Data under study.
****************

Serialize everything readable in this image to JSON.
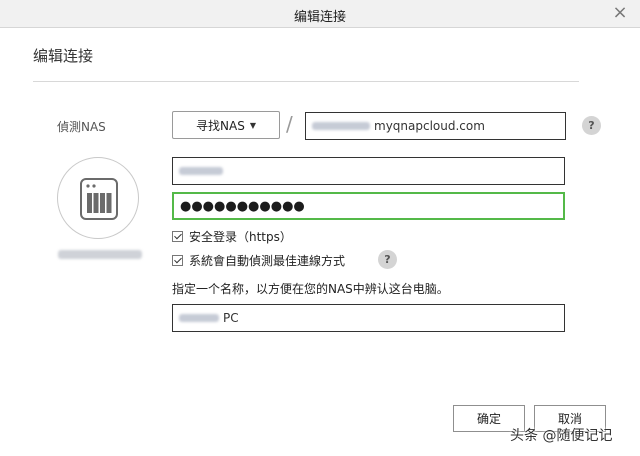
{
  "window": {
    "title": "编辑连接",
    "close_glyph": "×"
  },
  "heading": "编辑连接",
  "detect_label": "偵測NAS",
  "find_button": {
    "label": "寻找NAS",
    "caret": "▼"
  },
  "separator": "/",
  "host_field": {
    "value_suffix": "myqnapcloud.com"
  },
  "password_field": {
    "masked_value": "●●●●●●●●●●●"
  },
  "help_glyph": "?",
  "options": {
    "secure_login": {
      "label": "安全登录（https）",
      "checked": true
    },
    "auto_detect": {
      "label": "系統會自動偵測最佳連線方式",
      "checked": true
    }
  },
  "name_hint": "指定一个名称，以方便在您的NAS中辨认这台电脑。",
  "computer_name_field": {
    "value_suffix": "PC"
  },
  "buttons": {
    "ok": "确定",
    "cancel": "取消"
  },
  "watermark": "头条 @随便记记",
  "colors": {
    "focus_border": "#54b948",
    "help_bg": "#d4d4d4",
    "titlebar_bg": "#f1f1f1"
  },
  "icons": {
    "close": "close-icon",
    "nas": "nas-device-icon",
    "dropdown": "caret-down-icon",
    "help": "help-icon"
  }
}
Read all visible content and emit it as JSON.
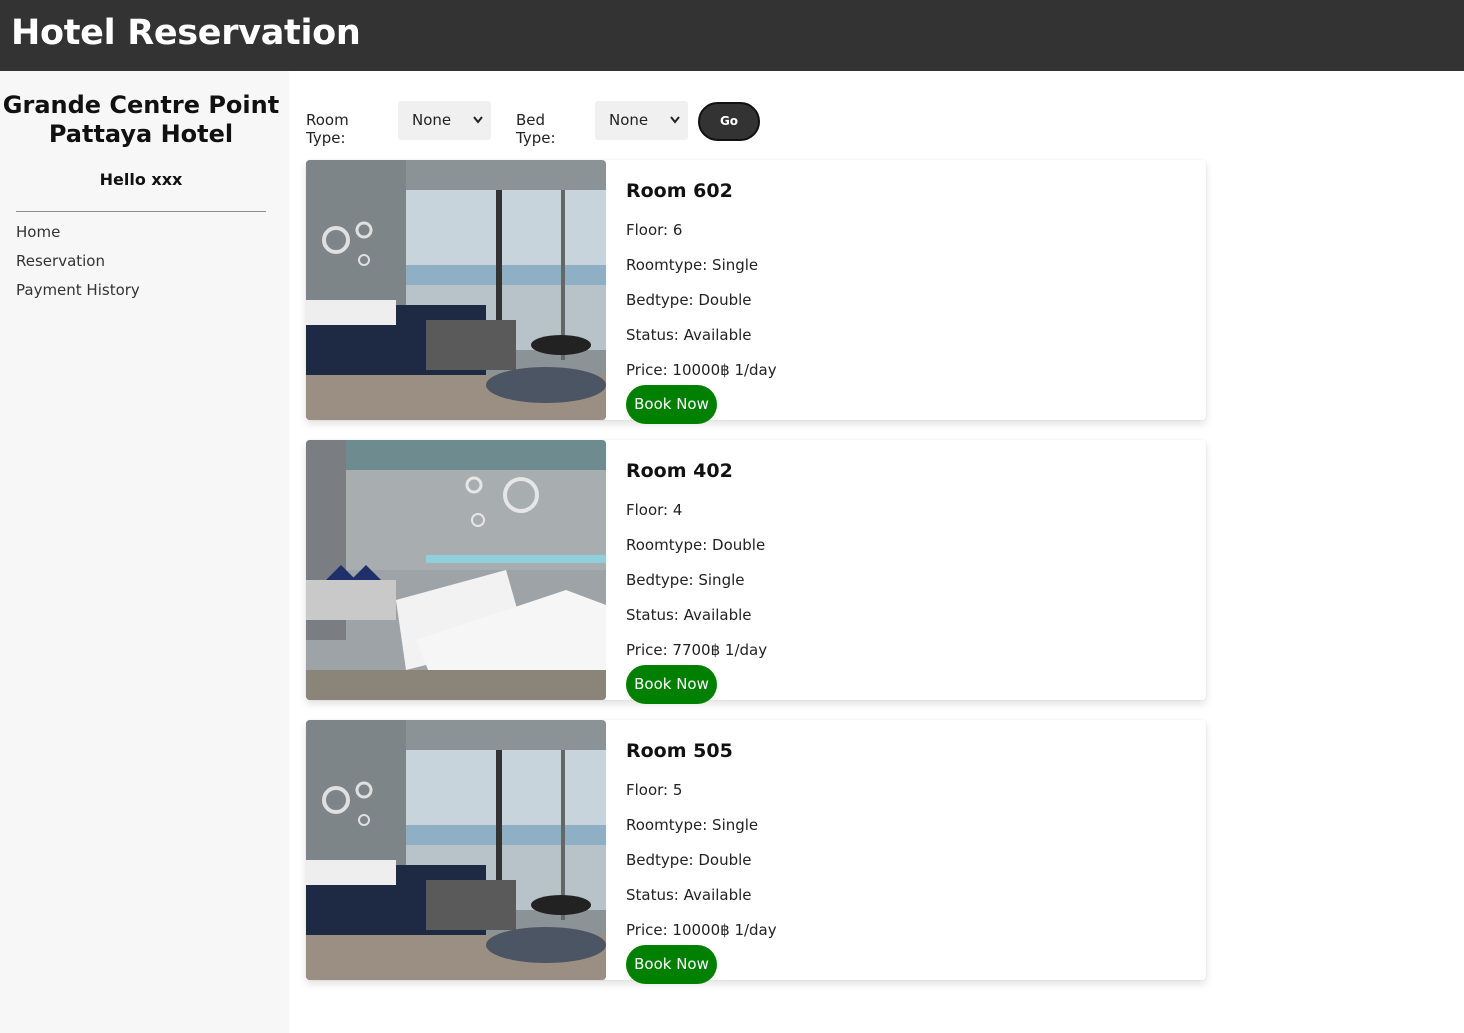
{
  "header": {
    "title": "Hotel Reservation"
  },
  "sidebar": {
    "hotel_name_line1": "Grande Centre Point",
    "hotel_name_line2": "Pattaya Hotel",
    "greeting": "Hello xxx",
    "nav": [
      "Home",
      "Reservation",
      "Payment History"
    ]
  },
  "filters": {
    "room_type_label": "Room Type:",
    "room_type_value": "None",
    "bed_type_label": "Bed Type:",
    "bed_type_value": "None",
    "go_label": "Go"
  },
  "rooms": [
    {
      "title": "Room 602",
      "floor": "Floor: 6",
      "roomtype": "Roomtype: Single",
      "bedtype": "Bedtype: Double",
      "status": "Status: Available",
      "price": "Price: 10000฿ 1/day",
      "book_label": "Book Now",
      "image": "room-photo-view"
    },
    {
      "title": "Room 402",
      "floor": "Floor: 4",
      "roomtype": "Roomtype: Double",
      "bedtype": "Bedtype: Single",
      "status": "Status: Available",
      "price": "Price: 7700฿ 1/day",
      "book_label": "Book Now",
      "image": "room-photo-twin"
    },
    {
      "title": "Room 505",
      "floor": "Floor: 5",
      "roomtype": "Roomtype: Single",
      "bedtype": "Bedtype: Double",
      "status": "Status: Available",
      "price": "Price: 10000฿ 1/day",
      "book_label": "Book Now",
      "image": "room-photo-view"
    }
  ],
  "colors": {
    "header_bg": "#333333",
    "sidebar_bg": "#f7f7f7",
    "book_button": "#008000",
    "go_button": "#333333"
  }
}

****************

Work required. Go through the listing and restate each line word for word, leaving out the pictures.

Result.
Serialize everything readable in this image to JSON.
{
  "window": {
    "title": "编辑连接",
    "close_glyph": "×"
  },
  "heading": "编辑连接",
  "detect_label": "偵測NAS",
  "find_button": {
    "label": "寻找NAS",
    "caret": "▼"
  },
  "separator": "/",
  "host_field": {
    "value_suffix": "myqnapcloud.com"
  },
  "password_field": {
    "masked_value": "●●●●●●●●●●●"
  },
  "help_glyph": "?",
  "options": {
    "secure_login": {
      "label": "安全登录（https）",
      "checked": true
    },
    "auto_detect": {
      "label": "系統會自動偵測最佳連線方式",
      "checked": true
    }
  },
  "name_hint": "指定一个名称，以方便在您的NAS中辨认这台电脑。",
  "computer_name_field": {
    "value_suffix": "PC"
  },
  "buttons": {
    "ok": "确定",
    "cancel": "取消"
  },
  "watermark": "头条 @随便记记",
  "colors": {
    "focus_border": "#54b948",
    "help_bg": "#d4d4d4",
    "titlebar_bg": "#f1f1f1"
  },
  "icons": {
    "close": "close-icon",
    "nas": "nas-device-icon",
    "dropdown": "caret-down-icon",
    "help": "help-icon"
  }
}
Read all visible content and emit it as JSON.
{
  "header": {
    "title": "Hotel Reservation"
  },
  "sidebar": {
    "hotel_name_line1": "Grande Centre Point",
    "hotel_name_line2": "Pattaya Hotel",
    "greeting": "Hello xxx",
    "nav": [
      "Home",
      "Reservation",
      "Payment History"
    ]
  },
  "filters": {
    "room_type_label": "Room Type:",
    "room_type_value": "None",
    "bed_type_label": "Bed Type:",
    "bed_type_value": "None",
    "go_label": "Go"
  },
  "rooms": [
    {
      "title": "Room 602",
      "floor": "Floor: 6",
      "roomtype": "Roomtype: Single",
      "bedtype": "Bedtype: Double",
      "status": "Status: Available",
      "price": "Price: 10000฿ 1/day",
      "book_label": "Book Now",
      "image": "room-photo-view"
    },
    {
      "title": "Room 402",
      "floor": "Floor: 4",
      "roomtype": "Roomtype: Double",
      "bedtype": "Bedtype: Single",
      "status": "Status: Available",
      "price": "Price: 7700฿ 1/day",
      "book_label": "Book Now",
      "image": "room-photo-twin"
    },
    {
      "title": "Room 505",
      "floor": "Floor: 5",
      "roomtype": "Roomtype: Single",
      "bedtype": "Bedtype: Double",
      "status": "Status: Available",
      "price": "Price: 10000฿ 1/day",
      "book_label": "Book Now",
      "image": "room-photo-view"
    }
  ],
  "colors": {
    "header_bg": "#333333",
    "sidebar_bg": "#f7f7f7",
    "book_button": "#008000",
    "go_button": "#333333"
  }
}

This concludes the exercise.